"If nothing else, let's find a way to get to .500 and see what happens," he said Monday night after pitching the Braves to a 3-0 victory over the Pittsburgh Pirates.
Smoltz (11-6) won his fifth straight home start, taking a no-hit bid into the sixth inning and combining on a four-hitter.
"He's amazing," 22-year-old catcher Brian McCann said of the 39-year-old Smoltz. "He's the captain of this team. We needed a big performance from him to start the homestand."
Smoltz struck out 10, allowing three hits and one walk in eight innings in his fourth double-digit strikeout game of the season, the 40th of his career.
"We've come to expect that kind of outing out of him every time," Chipper Jones said.
Atlanta (59-65) is 5½ games behind Cincinnati, the NL wild-card leader, with less than six weeks to play. The Braves have won 14 consecutive division titles -- all with Smoltz.
"We're too good of a team not to be at least .500," he said. "We may not be a great team. We may not make the playoffs, but we have to get to .500. That should be the focus."
Smoltz retired 14 consecutive batters starting with the final out of the first.
"I really think that John mislocated only two pitches all night," Pittsburgh manager Jim Tracy said. "He used very little of the plate all night long."
Last Wednesday at Washington, Smoltz allowed six runs in a 9-6 loss -- his only defeat since June 13.
"I was pretty embarrassed about my last game," he said. "I felt like I let the team down. I don't know if this will make sense, but I was into every pitch as much as I've ever been in my life today, just to turn it around."
Smoltz put more emphasis on his splitter and saved his curveball for his last two innings. He threw first-pitch strikes to 23 of 29 hitters.
"I felt like I was strike one on almost everybody," Smoltz said. "I had a really good split today, which I haven't had all year. To break it out today was encouraging to me for the rest of the season."
Pittsburgh's only hits off Smoltz were singles by Chris Duffy in the sixth and by Jose Castillo and Duffy with two outs in the eighth.
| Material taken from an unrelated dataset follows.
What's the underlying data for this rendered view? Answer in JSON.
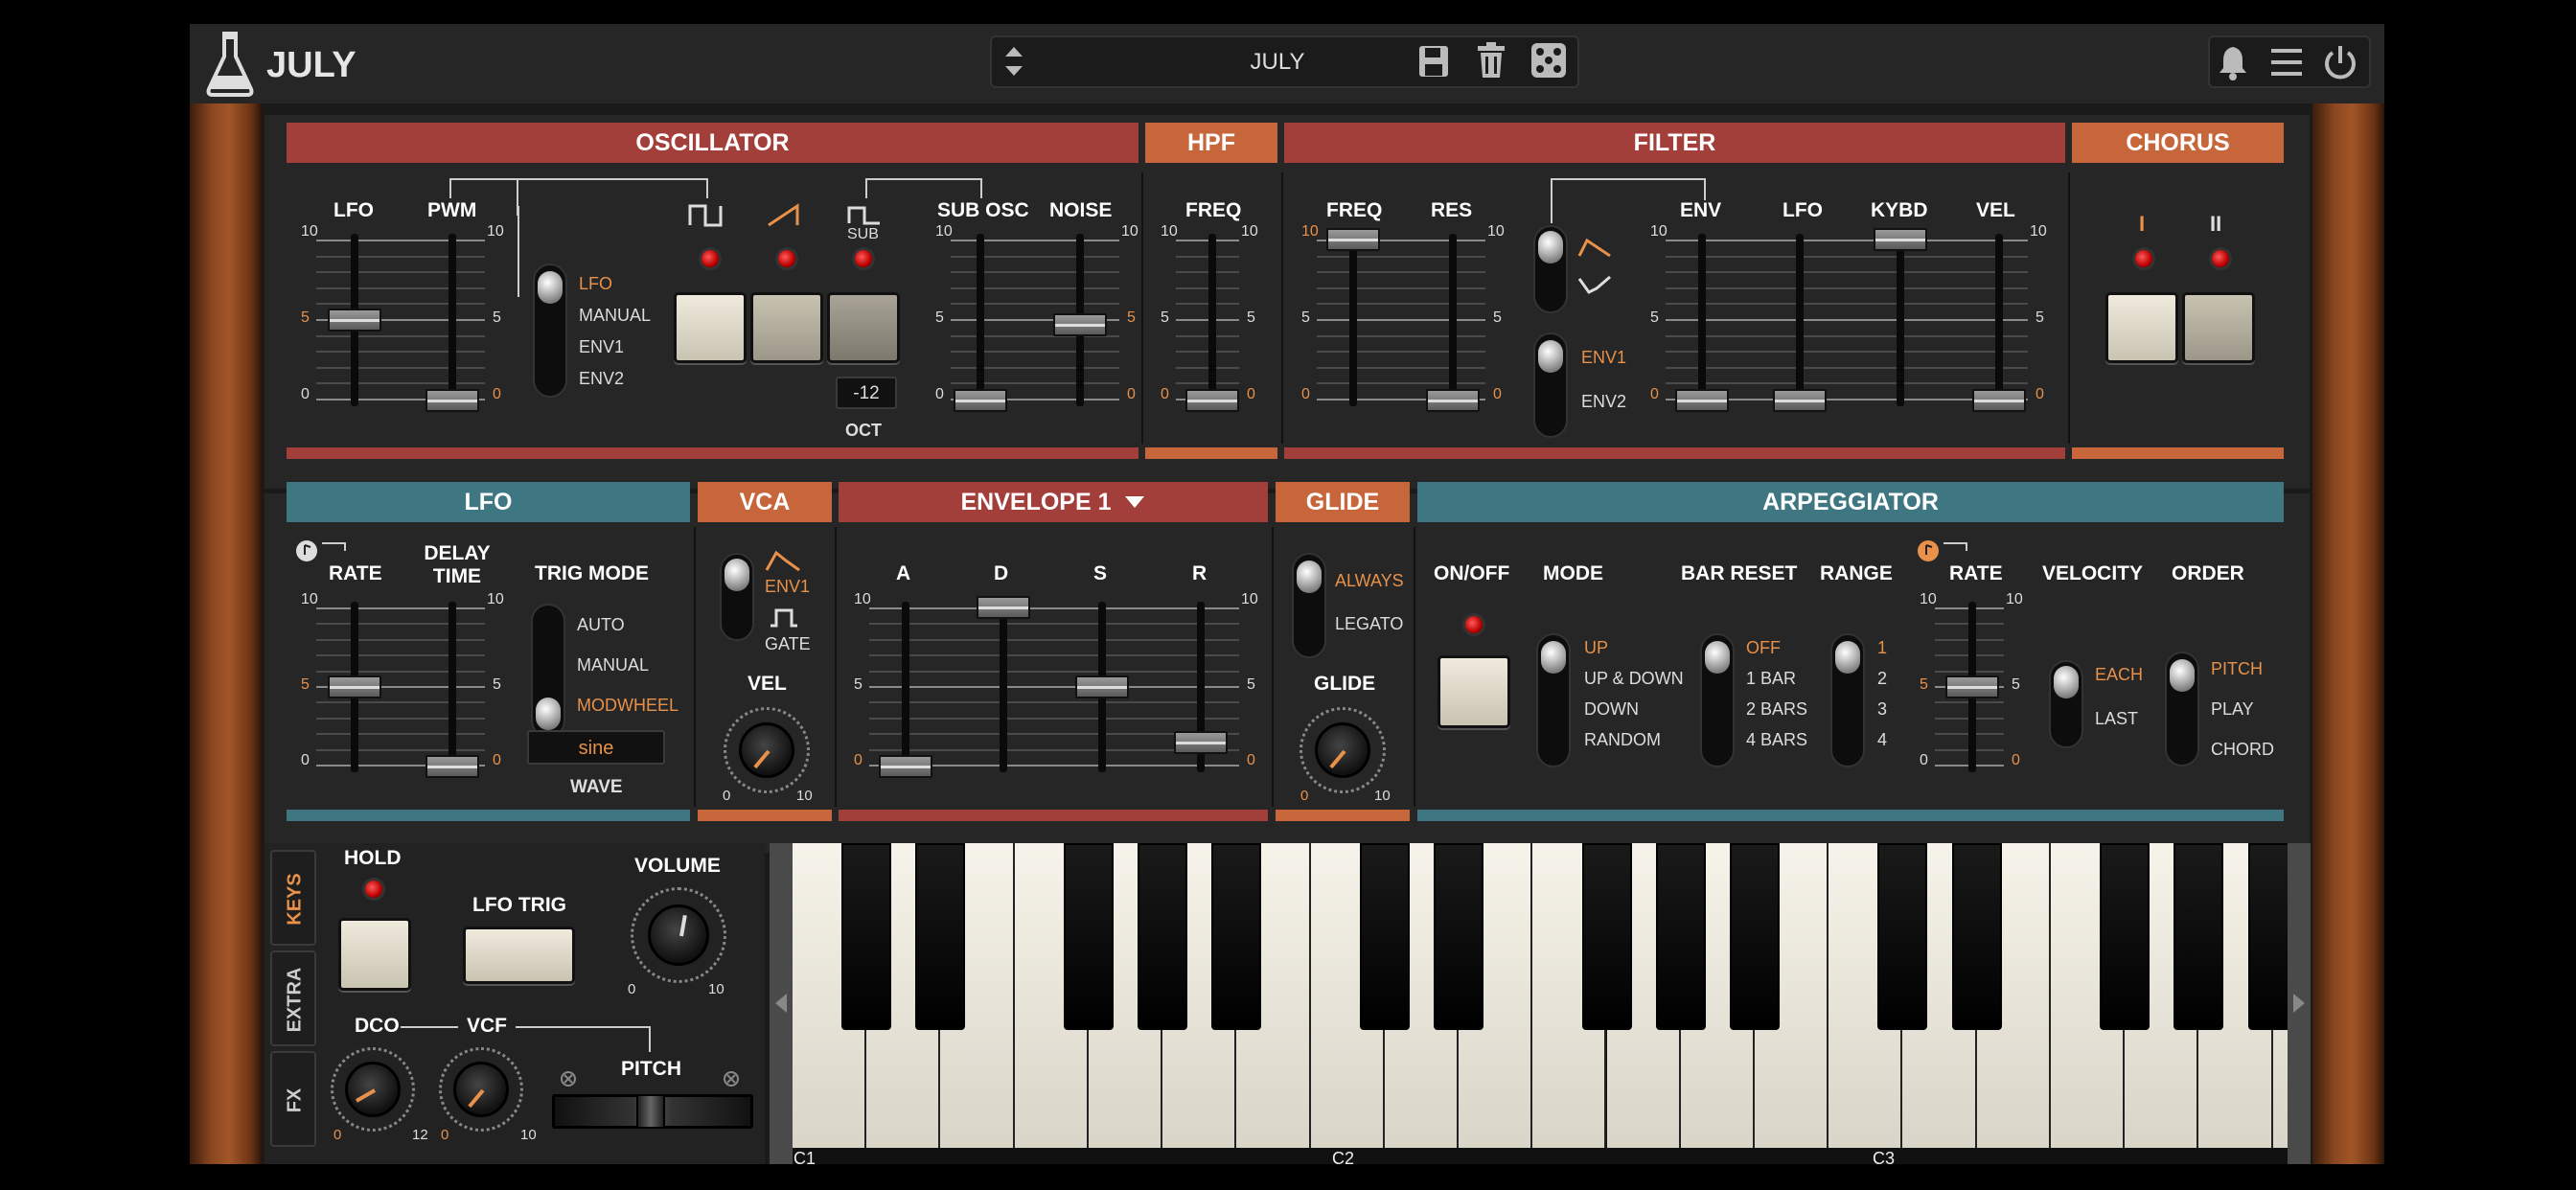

Smoltz then retired Jack Wilson on a groundout.
"He's the same dominating guy he's always been," Pittsburgh's Jeromy Burnitz said.
Bob Wickman finished with a one-hit ninth for his ninth straight save since the Braves acquired him from Cleveland on July 20. With its fourth shutout of the season, Atlanta broke a tie with Washington for fewest in the National League.
Two defensive plays helped out Smoltz. Shortstop Edgar Renteria made a charging, barehanded pickup in front of second base before throwing out Freddy Sanchez in the sixth, and left fielder Matt Diaz made a diving catch of a Xavier Nady's line drive to end the seventh.
Pittsburgh's Zach Duke (8-11) gave up three runs and seven hits in seven innings.
"Your mind-set in a game like that is basically to stay ahead," Duke said before adding "Pitch the way Smoltz did."
Renteria hit an RBI double in the third, and Martin Prado hit a two-run double in the fifth. They were the first major league RBI for Prado, who was 1-for-5 before he was sent to the minor leagues on April 25. Atlanta recalled him earlier Monday.
Prado said he tried to follow the advice of hitting coach Terry Pendleton.
"He tells me, 'Don't try to do too much, just swing,'" Prado said. "I'm so glad something like that happened."
Atlanta had runners thrown out on the bases in the third and fourth innings. Prado was out at the plate in the third on shortstop Jack Wilson's relay throw from left fielder Jason Bay following Renteria's double. Jeff Francoeur was thrown out by Bay at second when he tried to stretch a single in the fourth.
- The Pirates have been shut out 10 times, tied with Colorado and Houston for second in the NL behind Chicago (12).
- Pittsburgh is 6-25 in Atlanta since going 4-1 in 1997.
- The game lasted 1 hour, 59 minutes, matching the Braves' shortest this season.